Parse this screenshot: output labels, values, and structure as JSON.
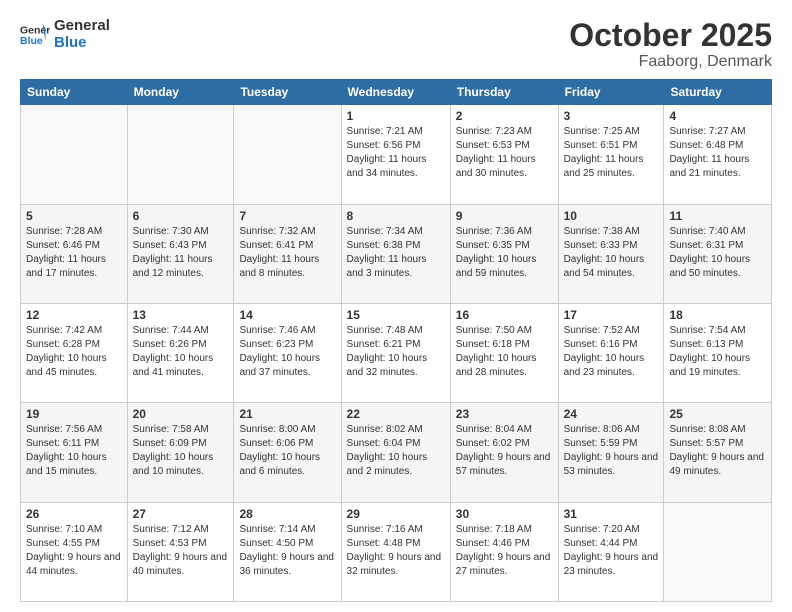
{
  "header": {
    "logo_line1": "General",
    "logo_line2": "Blue",
    "month": "October 2025",
    "location": "Faaborg, Denmark"
  },
  "days_of_week": [
    "Sunday",
    "Monday",
    "Tuesday",
    "Wednesday",
    "Thursday",
    "Friday",
    "Saturday"
  ],
  "weeks": [
    [
      {
        "num": "",
        "info": ""
      },
      {
        "num": "",
        "info": ""
      },
      {
        "num": "",
        "info": ""
      },
      {
        "num": "1",
        "info": "Sunrise: 7:21 AM\nSunset: 6:56 PM\nDaylight: 11 hours and 34 minutes."
      },
      {
        "num": "2",
        "info": "Sunrise: 7:23 AM\nSunset: 6:53 PM\nDaylight: 11 hours and 30 minutes."
      },
      {
        "num": "3",
        "info": "Sunrise: 7:25 AM\nSunset: 6:51 PM\nDaylight: 11 hours and 25 minutes."
      },
      {
        "num": "4",
        "info": "Sunrise: 7:27 AM\nSunset: 6:48 PM\nDaylight: 11 hours and 21 minutes."
      }
    ],
    [
      {
        "num": "5",
        "info": "Sunrise: 7:28 AM\nSunset: 6:46 PM\nDaylight: 11 hours and 17 minutes."
      },
      {
        "num": "6",
        "info": "Sunrise: 7:30 AM\nSunset: 6:43 PM\nDaylight: 11 hours and 12 minutes."
      },
      {
        "num": "7",
        "info": "Sunrise: 7:32 AM\nSunset: 6:41 PM\nDaylight: 11 hours and 8 minutes."
      },
      {
        "num": "8",
        "info": "Sunrise: 7:34 AM\nSunset: 6:38 PM\nDaylight: 11 hours and 3 minutes."
      },
      {
        "num": "9",
        "info": "Sunrise: 7:36 AM\nSunset: 6:35 PM\nDaylight: 10 hours and 59 minutes."
      },
      {
        "num": "10",
        "info": "Sunrise: 7:38 AM\nSunset: 6:33 PM\nDaylight: 10 hours and 54 minutes."
      },
      {
        "num": "11",
        "info": "Sunrise: 7:40 AM\nSunset: 6:31 PM\nDaylight: 10 hours and 50 minutes."
      }
    ],
    [
      {
        "num": "12",
        "info": "Sunrise: 7:42 AM\nSunset: 6:28 PM\nDaylight: 10 hours and 45 minutes."
      },
      {
        "num": "13",
        "info": "Sunrise: 7:44 AM\nSunset: 6:26 PM\nDaylight: 10 hours and 41 minutes."
      },
      {
        "num": "14",
        "info": "Sunrise: 7:46 AM\nSunset: 6:23 PM\nDaylight: 10 hours and 37 minutes."
      },
      {
        "num": "15",
        "info": "Sunrise: 7:48 AM\nSunset: 6:21 PM\nDaylight: 10 hours and 32 minutes."
      },
      {
        "num": "16",
        "info": "Sunrise: 7:50 AM\nSunset: 6:18 PM\nDaylight: 10 hours and 28 minutes."
      },
      {
        "num": "17",
        "info": "Sunrise: 7:52 AM\nSunset: 6:16 PM\nDaylight: 10 hours and 23 minutes."
      },
      {
        "num": "18",
        "info": "Sunrise: 7:54 AM\nSunset: 6:13 PM\nDaylight: 10 hours and 19 minutes."
      }
    ],
    [
      {
        "num": "19",
        "info": "Sunrise: 7:56 AM\nSunset: 6:11 PM\nDaylight: 10 hours and 15 minutes."
      },
      {
        "num": "20",
        "info": "Sunrise: 7:58 AM\nSunset: 6:09 PM\nDaylight: 10 hours and 10 minutes."
      },
      {
        "num": "21",
        "info": "Sunrise: 8:00 AM\nSunset: 6:06 PM\nDaylight: 10 hours and 6 minutes."
      },
      {
        "num": "22",
        "info": "Sunrise: 8:02 AM\nSunset: 6:04 PM\nDaylight: 10 hours and 2 minutes."
      },
      {
        "num": "23",
        "info": "Sunrise: 8:04 AM\nSunset: 6:02 PM\nDaylight: 9 hours and 57 minutes."
      },
      {
        "num": "24",
        "info": "Sunrise: 8:06 AM\nSunset: 5:59 PM\nDaylight: 9 hours and 53 minutes."
      },
      {
        "num": "25",
        "info": "Sunrise: 8:08 AM\nSunset: 5:57 PM\nDaylight: 9 hours and 49 minutes."
      }
    ],
    [
      {
        "num": "26",
        "info": "Sunrise: 7:10 AM\nSunset: 4:55 PM\nDaylight: 9 hours and 44 minutes."
      },
      {
        "num": "27",
        "info": "Sunrise: 7:12 AM\nSunset: 4:53 PM\nDaylight: 9 hours and 40 minutes."
      },
      {
        "num": "28",
        "info": "Sunrise: 7:14 AM\nSunset: 4:50 PM\nDaylight: 9 hours and 36 minutes."
      },
      {
        "num": "29",
        "info": "Sunrise: 7:16 AM\nSunset: 4:48 PM\nDaylight: 9 hours and 32 minutes."
      },
      {
        "num": "30",
        "info": "Sunrise: 7:18 AM\nSunset: 4:46 PM\nDaylight: 9 hours and 27 minutes."
      },
      {
        "num": "31",
        "info": "Sunrise: 7:20 AM\nSunset: 4:44 PM\nDaylight: 9 hours and 23 minutes."
      },
      {
        "num": "",
        "info": ""
      }
    ]
  ]
}
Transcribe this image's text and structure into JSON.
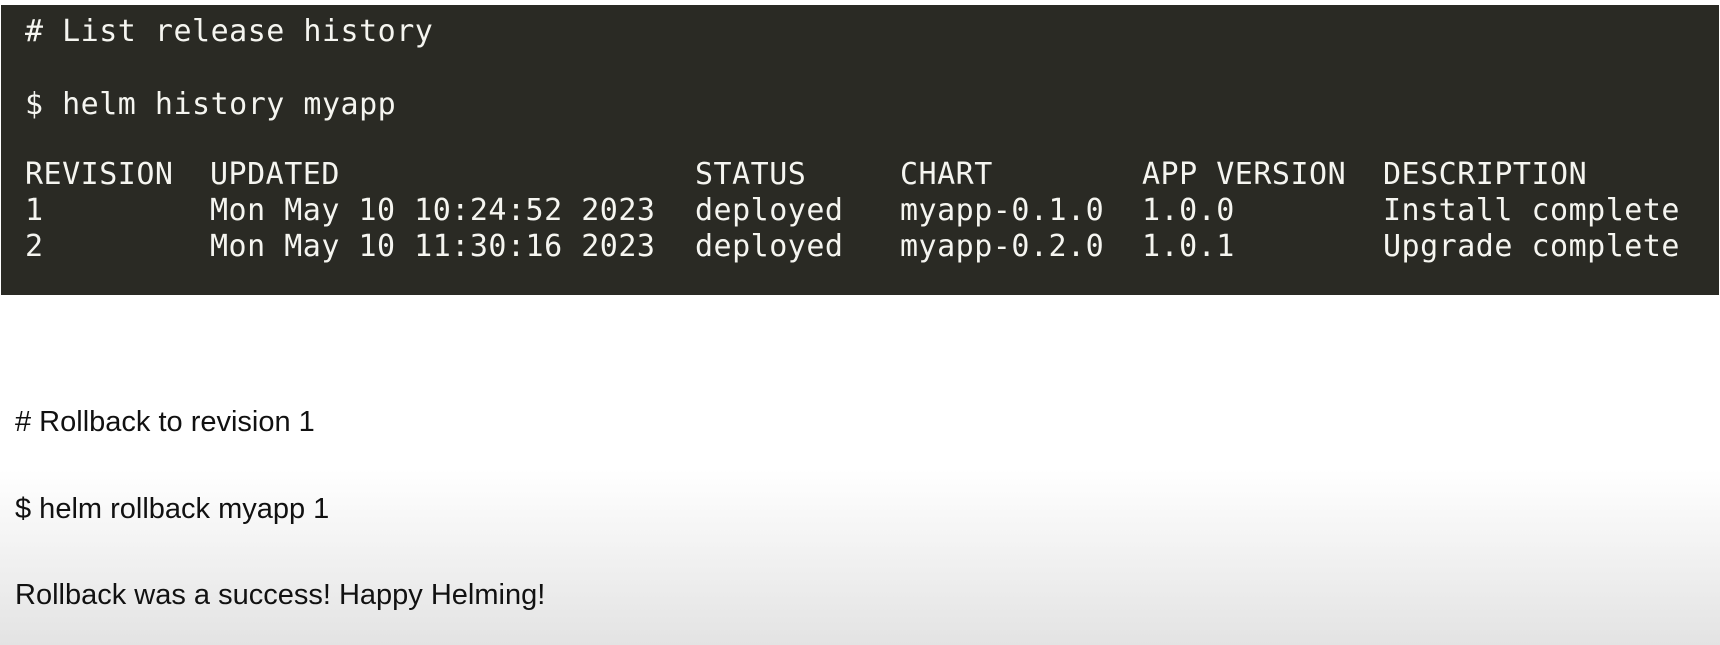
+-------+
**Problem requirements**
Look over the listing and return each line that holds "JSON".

**Reply to the exercise**
Parse this screenshot: output labels, values, and structure as JSON.
Transcribe this image's text and structure into JSON.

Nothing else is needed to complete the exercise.